Weight gain. A daily exercise routine of 20 to 30 minutes per day and a weight management program can be helpful. Eating foods low in fat, such as fruits and vegetables is a good idea.

Mood swings. Nervousness, depression, and anxiety are some of the symptoms that women may experience. It is natural to experience strong emotions in response to a diagnosis of breast cancer. These may become stronger when a woman receives hormonal therapy. Relaxation, meditation, and yoga may be useful in controlling mood swings. Exercise may help toward boosting mood and relieving anxiety. Support groups and professional counselors may be helpful for some women. Antidepressants may be prescribed.

Pain, including pain in joints, back, and bones. For mild to moderate pain, over-the-counter pain medication can help alleviate pain in various parts of the body, such as the joints or back. Pain felt at an injection site can be treated with warm or cold compresses. A topical anesthetic cream may also be used.

Cough. Certain hormonal therapies such as the aromatase inhibitor anastrozole can increase coughing symptoms. Women should try to drink at least 8 glasses of fluid a day to keep the lining of the breathing tube moist. Using a humidifier to increase the moisture in the air is also a good idea. Medicines such as dextromethorphan, benzonatate, and guaifenesin may be used to stop or control coughing.

Osteoporosis. Osteoporosis is a disorder in which bones become porous and break more easily. Women who have gone through menopause have a higher risk of bone loss. Tamoxifen may lower bone loss in postmenopausal women. Other hormone therapies may not prevent or modify a woman's risk of getting osteoporosis. For this reason, postmenopausal women with breast cancer should have a bone mineral analysis to determine if a preventive therapy should be used.

Women treated with hormonal therapy should have routine screenings (bone density scans) for osteoporosis. The following suggestions are recommended for people at risk:

  • Take calcium and vitamin Dsupplements
  • Get regular physical activity, including weight-bearing exercises that put stress on bones, such as jogging, stair climbing, dancing, and resistance exercises such as weight lifting.
  • Quit smoking
  • Modify alcohol intake

Medications that prevent bone loss include the bisphosphonates risedronate and alendronate. These two drugs, along with raloxifene and calcitonin, are available to treat osteoporosis. In postmenopausal women, tamoxifen has been shown to increase bone density. However, in women who have not been through menopause, tamoxifen seems to increase bone loss.
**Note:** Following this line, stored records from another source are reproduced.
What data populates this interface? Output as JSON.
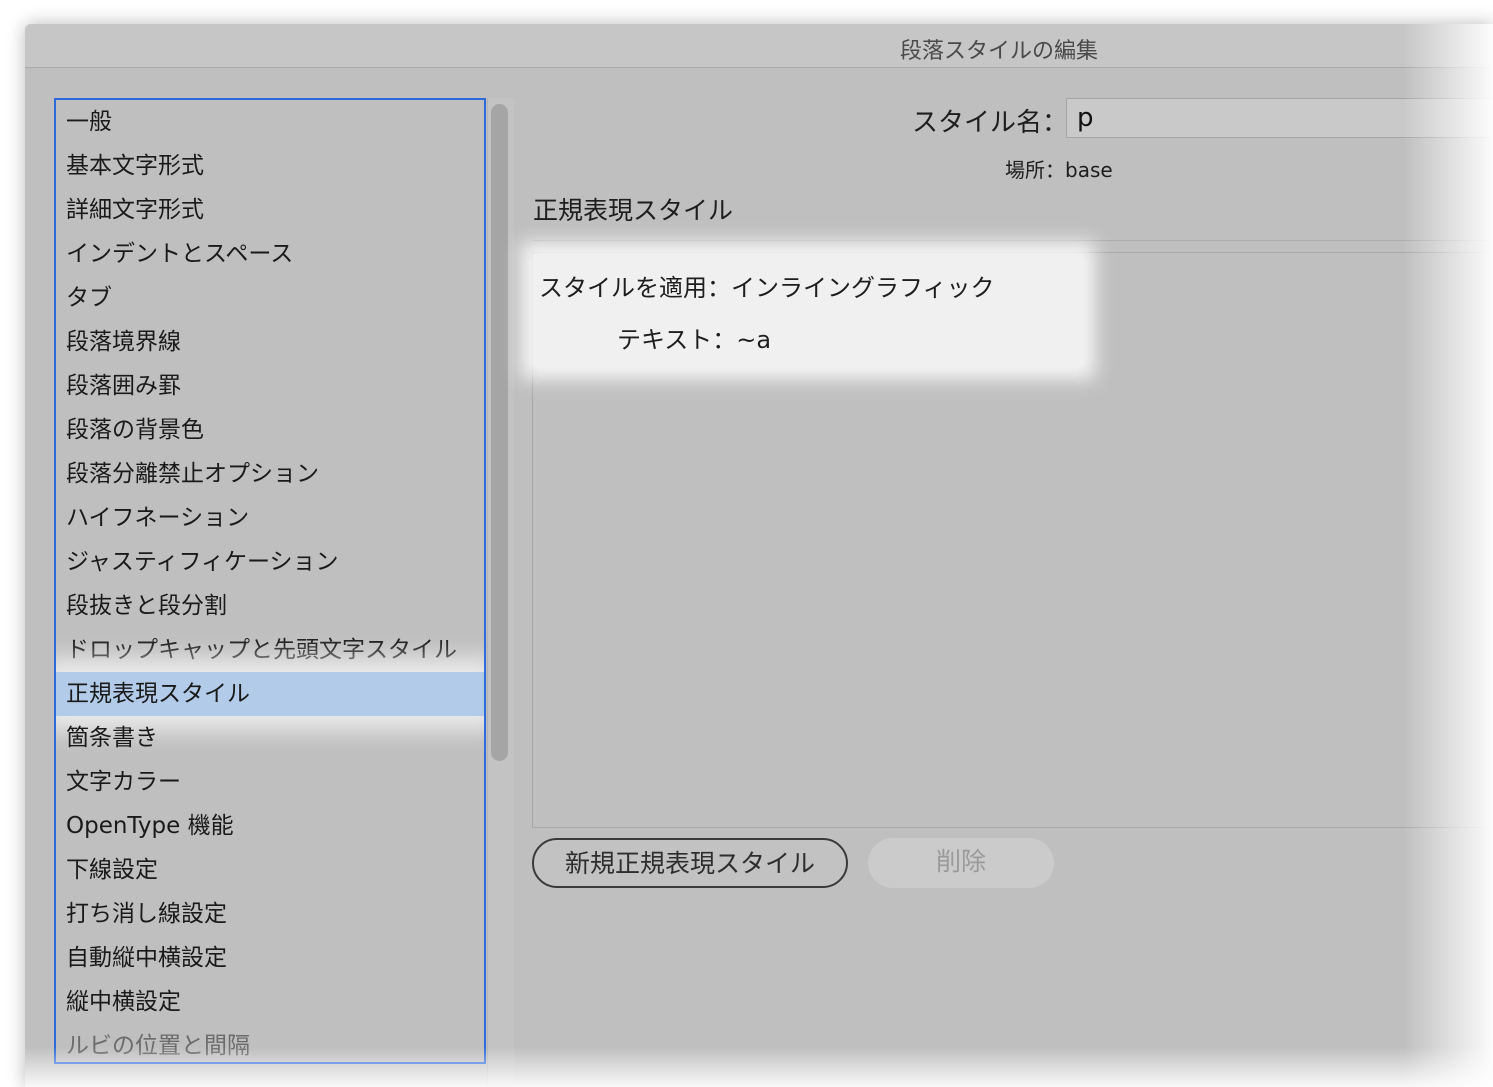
{
  "window": {
    "title": "段落スタイルの編集"
  },
  "sidebar": {
    "items": [
      {
        "label": "一般"
      },
      {
        "label": "基本文字形式"
      },
      {
        "label": "詳細文字形式"
      },
      {
        "label": "インデントとスペース"
      },
      {
        "label": "タブ"
      },
      {
        "label": "段落境界線"
      },
      {
        "label": "段落囲み罫"
      },
      {
        "label": "段落の背景色"
      },
      {
        "label": "段落分離禁止オプション"
      },
      {
        "label": "ハイフネーション"
      },
      {
        "label": "ジャスティフィケーション"
      },
      {
        "label": "段抜きと段分割"
      },
      {
        "label": "ドロップキャップと先頭文字スタイル"
      },
      {
        "label": "正規表現スタイル",
        "selected": true
      },
      {
        "label": "箇条書き"
      },
      {
        "label": "文字カラー"
      },
      {
        "label": "OpenType 機能"
      },
      {
        "label": "下線設定"
      },
      {
        "label": "打ち消し線設定"
      },
      {
        "label": "自動縦中横設定"
      },
      {
        "label": "縦中横設定"
      },
      {
        "label": "ルビの位置と間隔"
      }
    ]
  },
  "header": {
    "style_name_label": "スタイル名：",
    "style_name_value": "p",
    "location_text": "場所：base"
  },
  "main": {
    "section_title": "正規表現スタイル",
    "rule": {
      "apply_style_text": "スタイルを適用：インライングラフィック",
      "text_text": "テキスト：~a"
    },
    "buttons": {
      "new_label": "新規正規表現スタイル",
      "delete_label": "削除"
    }
  },
  "colors": {
    "selection": "#b2cbe9",
    "focus_ring": "#2f6bd8",
    "panel_bg": "#bfbfbf"
  }
}
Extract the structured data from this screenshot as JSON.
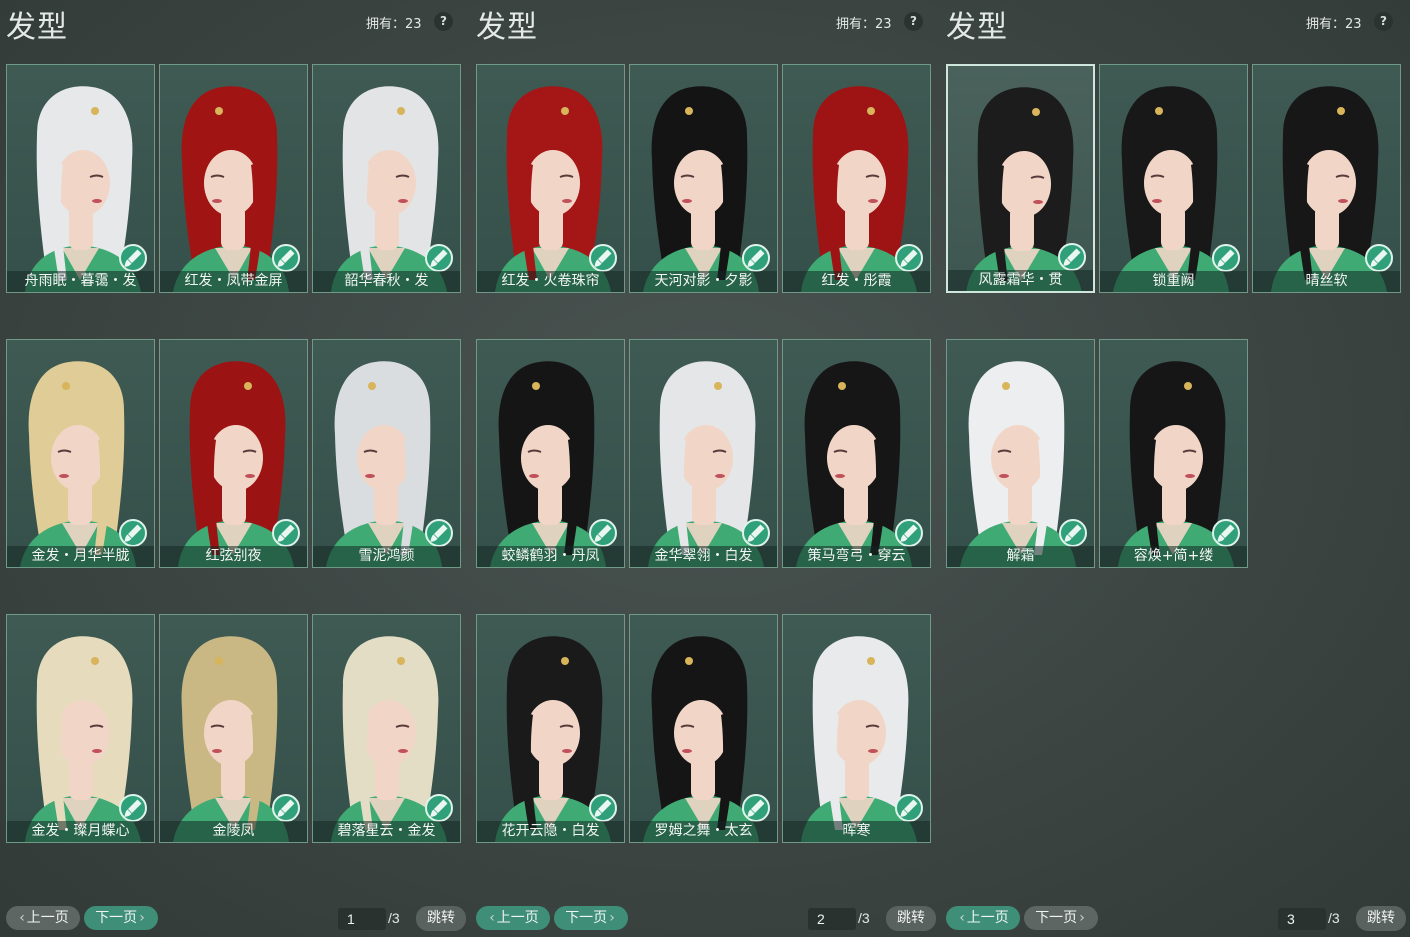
{
  "panels": [
    {
      "title": "发型",
      "owned": "拥有：23",
      "help": "?",
      "items": [
        {
          "label": "舟雨眠・暮霭・发",
          "hair": "#e6e8ea",
          "selected": false
        },
        {
          "label": "红发・凤带金屏",
          "hair": "#a11414",
          "selected": false
        },
        {
          "label": "韶华春秋・发",
          "hair": "#e2e4e6",
          "selected": false
        },
        {
          "label": "金发・月华半胧",
          "hair": "#e0cc96",
          "selected": false
        },
        {
          "label": "红弦别夜",
          "hair": "#9c1313",
          "selected": false
        },
        {
          "label": "雪泥鸿颜",
          "hair": "#d9dde0",
          "selected": false
        },
        {
          "label": "金发・璨月蝶心",
          "hair": "#e6dcbd",
          "selected": false
        },
        {
          "label": "金陵凤",
          "hair": "#c9b784",
          "selected": false
        },
        {
          "label": "碧落星云・金发",
          "hair": "#e3ddc6",
          "selected": false
        }
      ],
      "prev_label": "上一页",
      "next_label": "下一页",
      "prev_active": false,
      "next_active": true,
      "page": "1",
      "total": "/3",
      "jump_label": "跳转"
    },
    {
      "title": "发型",
      "owned": "拥有：23",
      "help": "?",
      "items": [
        {
          "label": "红发・火卷珠帘",
          "hair": "#a51616",
          "selected": false
        },
        {
          "label": "天河对影・夕影",
          "hair": "#141414",
          "selected": false
        },
        {
          "label": "红发・彤霞",
          "hair": "#9e1414",
          "selected": false
        },
        {
          "label": "蛟鳞鹤羽・丹凤",
          "hair": "#151515",
          "selected": false
        },
        {
          "label": "金华翠翎・白发",
          "hair": "#e4e6e8",
          "selected": false
        },
        {
          "label": "策马弯弓・穿云",
          "hair": "#161616",
          "selected": false
        },
        {
          "label": "花开云隐・白发",
          "hair": "#1a1a1a",
          "selected": false
        },
        {
          "label": "罗姆之舞・太玄",
          "hair": "#151515",
          "selected": false
        },
        {
          "label": "晖寒",
          "hair": "#e8eaec",
          "selected": false
        }
      ],
      "prev_label": "上一页",
      "next_label": "下一页",
      "prev_active": true,
      "next_active": true,
      "page": "2",
      "total": "/3",
      "jump_label": "跳转"
    },
    {
      "title": "发型",
      "owned": "拥有：23",
      "help": "?",
      "items": [
        {
          "label": "风露霜华・贯",
          "hair": "#1c1c1c",
          "selected": true
        },
        {
          "label": "锁重阙",
          "hair": "#181818",
          "selected": false
        },
        {
          "label": "晴丝软",
          "hair": "#171717",
          "selected": false
        },
        {
          "label": "解霜",
          "hair": "#eceef0",
          "selected": false
        },
        {
          "label": "容焕+简+缕",
          "hair": "#161616",
          "selected": false
        }
      ],
      "prev_label": "上一页",
      "next_label": "下一页",
      "prev_active": true,
      "next_active": false,
      "page": "3",
      "total": "/3",
      "jump_label": "跳转"
    }
  ],
  "icons": {
    "card_badge": "brush-icon",
    "help": "question-icon",
    "prev_arrow": "chevron-left-icon",
    "next_arrow": "chevron-right-icon"
  },
  "colors": {
    "card_border": "#6f9a88",
    "card_bg": "#3f5a53",
    "badge": "#2fa07a",
    "active_button": "#3f8f78",
    "dim_button": "#5e6663",
    "skin": "#f1d6c8",
    "outfit": "#3faa73"
  }
}
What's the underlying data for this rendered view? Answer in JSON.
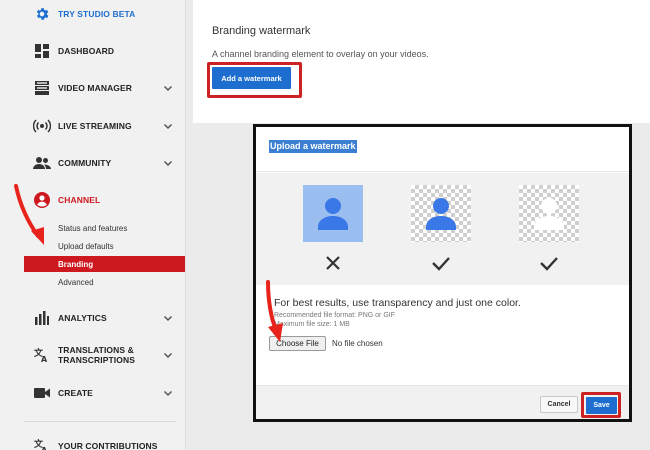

Women should talk to their doctor about which medicines, if any, would be best for them.

Rare But Serious Side Effects

Endometrial cancer. Although most side effects of hormonal therapy are not life-threatening, in very rare (less than or equal to 1%) cases, tamoxifen can raise a woman's chances of getting endometrial cancer, which occurs in the lining of the uterus. Women taking tamoxifen should report any unusual vaginal discharge, vaginal bleeding, menstrual irregularities, or pain or pressure in the lower abdomen to their doctor or nurse. Annual pelvic examinations to look for signs of cancer are also recommended.

Blood clots. Some hormonal therapies, such as tamoxifen, carry a slight risk (about 1% over 5 years) of blood clots forming in the deep blood vessels of the legs and groin. Clots can break off and spread to the lungs. Blood clots stop the flow of blood and can cause serious medical problems. Signs of a blood clot in the lungs include sudden chest pain, shortness of breath, or coughing up blood. Symptoms of a blood clot in the legs include pain, swelling, or tenderness in the groin or legs. Women should let their doctor know if they have a history of blood clots. They should also report any of these symptoms to the doctor or nurse as soon as possible.

Effects on the eye. Tamoxifen can cause cataracts or changes to parts of the eye called the cornea or retina. Women should report any vision changes -- including an inability to tell the difference between colors--to their healthcare provider.

Stroke. Tamoxifen increases a woman's chance of having a stroke. Symptoms of stroke include weakness, difficulty walking or talking, or numbness. Women should immediately report these symptoms to their doctor.